Eventually our guides led us to a lake shore where we boarded canoes to paddle across to a zipline on the other side of the lake. Another short hike up a mountainside led us to the zipline where we put on helmets and harnesses and prepared for a wild ride back to the boat dock.

We have ziplined in several different locales and I wasn’t too nervous about this single zipline over the lake until Carlos handed me a carved wooden stick and said it was to be used as a brake.

This not-so-high-tech device had me a little worried and I could sense my family jointly rolling their eyes as I asked if the zipline was certified.

“More or less,” said Carlos as he hopped up to snap his carabineer in place. “We use it all the time.”

As I snapped my own carabineer into place, held my wooden stick brake firmly, and leaped from the platform into the air, I couldn’t help thinking that I would rather face any of the other jungle hazards than that zipline — even the monkey droppings.

If you go:

• Otoch Ma’ax Yetel Kooh Nature Reserve is about 58 km from the small city of Valladolid, located in the southeastern region of the Mexican state of Yucatán. The reserve is known for its large population of spider monkeys and scientists study the monkeys that make their home in the preserve.

• It’s advisable to take a guided tour to get to Otoch Ma’ax Yetel Kooh Nature Reserve. Rather than take a group tour offered through our resort, we arranged a private guided tour with a Cancun company called Make Your Own Tour (www.makeyourowntour.com — make sure you translate the page). Our full-day private tour included transportation to and from our resort, a bicycle tour of the Mayan ruins of Coba, swimming at the Tamcach-Ha cenote, a Mayan lunch, a Mayan village visit, and a tour of the nature reserve. Prices vary depending upon the number of tour participants and the attractions you are visiting, but for our group of four it was $100 per person. We highly recommend our tour guide Carlos Aleman. He spoke excellent English and was passionate about archeology and Mayan culture. He can be reached at jck_aleman_21@hotmail.com or 01-52-998-845-3759. You may also contact the company at: info@makeyourowntour.com.

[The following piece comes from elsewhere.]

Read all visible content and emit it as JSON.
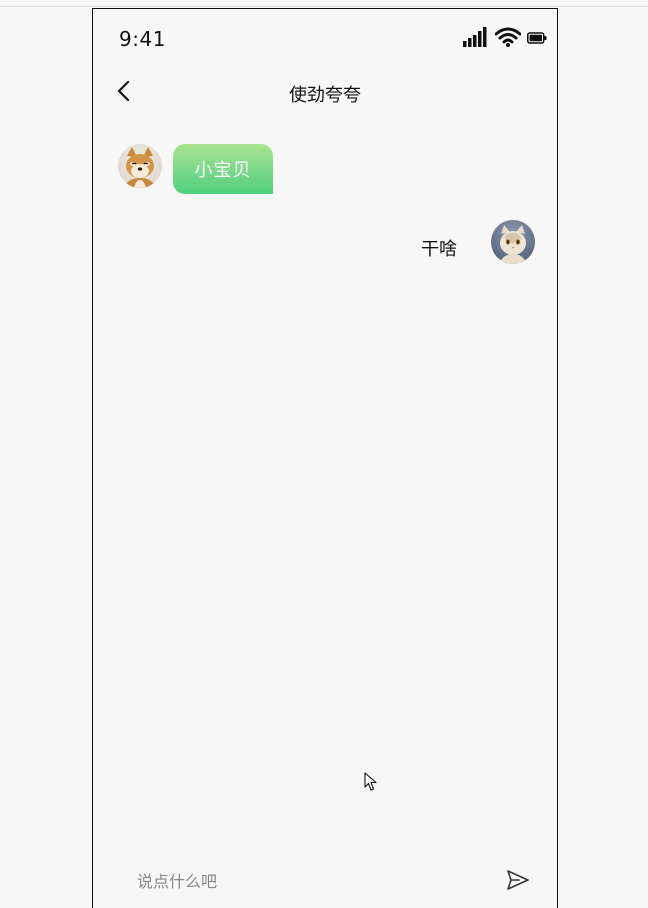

Debbie Olsen is a Lacombe-based freelance writer. If you have a travel story you would like to share or know someone with an interesting travel story who we might interview, please email: DOGO@telusplanet.net or write to: Debbie Olsen, c/o Red Deer Advocate, 2950 Bremner Ave., Red Deer, Alta., T4R 1M9.